Inside Modica market. The Truman show is a source of town pride and humor
“Seaside Transit Authority” – bike rental shop
Our developer group bumped into none other than town founder Robert Davis on our walk. Totally spontaneous.



You can’t visit Seaside without thinking about how badly we’ve screwed up the design of our towns and neighborhoods in the United States with our sprawl experiment. Instead of building communities where different activities, people, and building types are all part of a greater whole, our sprawl development pattern enforces separation and a sense of “placelessness” in which it doesn’t matter where you are, because everywhere is just the same as what came before and what is to come. This Leon Krier drawing illustrates town vs. sprawl well – a neighborhood or town is the pizza on the right.

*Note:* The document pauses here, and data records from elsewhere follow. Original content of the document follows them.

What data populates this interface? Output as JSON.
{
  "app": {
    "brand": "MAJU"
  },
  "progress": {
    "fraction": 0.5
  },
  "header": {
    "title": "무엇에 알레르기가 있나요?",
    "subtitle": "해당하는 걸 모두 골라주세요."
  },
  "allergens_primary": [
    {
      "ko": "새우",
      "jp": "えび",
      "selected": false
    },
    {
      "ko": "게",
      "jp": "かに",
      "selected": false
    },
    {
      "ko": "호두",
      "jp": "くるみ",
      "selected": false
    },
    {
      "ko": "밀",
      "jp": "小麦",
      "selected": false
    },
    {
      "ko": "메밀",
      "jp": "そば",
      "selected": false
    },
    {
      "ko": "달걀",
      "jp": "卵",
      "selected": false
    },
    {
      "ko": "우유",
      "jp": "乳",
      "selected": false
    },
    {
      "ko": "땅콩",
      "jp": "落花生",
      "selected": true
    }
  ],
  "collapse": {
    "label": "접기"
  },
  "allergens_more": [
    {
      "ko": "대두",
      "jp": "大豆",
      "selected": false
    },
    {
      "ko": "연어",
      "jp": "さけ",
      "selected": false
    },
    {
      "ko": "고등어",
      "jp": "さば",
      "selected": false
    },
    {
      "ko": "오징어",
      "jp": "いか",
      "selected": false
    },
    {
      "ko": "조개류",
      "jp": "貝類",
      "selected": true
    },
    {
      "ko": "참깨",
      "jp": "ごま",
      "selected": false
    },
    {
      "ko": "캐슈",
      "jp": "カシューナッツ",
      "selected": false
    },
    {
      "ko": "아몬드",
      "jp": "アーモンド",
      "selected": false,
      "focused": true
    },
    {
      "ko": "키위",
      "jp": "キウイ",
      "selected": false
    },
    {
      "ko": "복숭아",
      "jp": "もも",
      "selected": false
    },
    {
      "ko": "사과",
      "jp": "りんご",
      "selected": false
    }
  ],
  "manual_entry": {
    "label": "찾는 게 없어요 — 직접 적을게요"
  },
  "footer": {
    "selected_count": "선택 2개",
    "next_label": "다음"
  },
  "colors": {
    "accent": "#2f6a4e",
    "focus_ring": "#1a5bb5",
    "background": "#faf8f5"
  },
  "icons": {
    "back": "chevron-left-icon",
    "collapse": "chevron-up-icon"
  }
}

Something that struck me was the reverence shown to the American flag. Flags are placed in prominent places and on important civic buildings. They are meaningful and their placement reflects this respect. Contrast this with “flag as advertisement” that is so common for used car lots and fast food restaurants in suburban sprawl. I suspect the over the top display of the flag is more about attracting eyes to the business while people are whizzing by at 50 mph in their car, than it is about pride and respect for a treasured American symbol. Meaning is lost when the flag is demoted to the same level as car dealer signage.

Seaside’s success has generated a pattern of similar neighborhoods and towns built along this stretch of 30A. The market demand has driven up prices in Seaside. Because so little town building has taken place over the past 50 or so years, there’s a lack of traditional towns along the Florida coast and prices are high. So much of our coastline takes the form of an endless parade of tacky strip malls and parking lots, fortresses of condominiums walling off the water, and the overly wide roads that make it all possible. What is needed are more towns and cities built on similar traditional principles like Seaside.

There is a better way.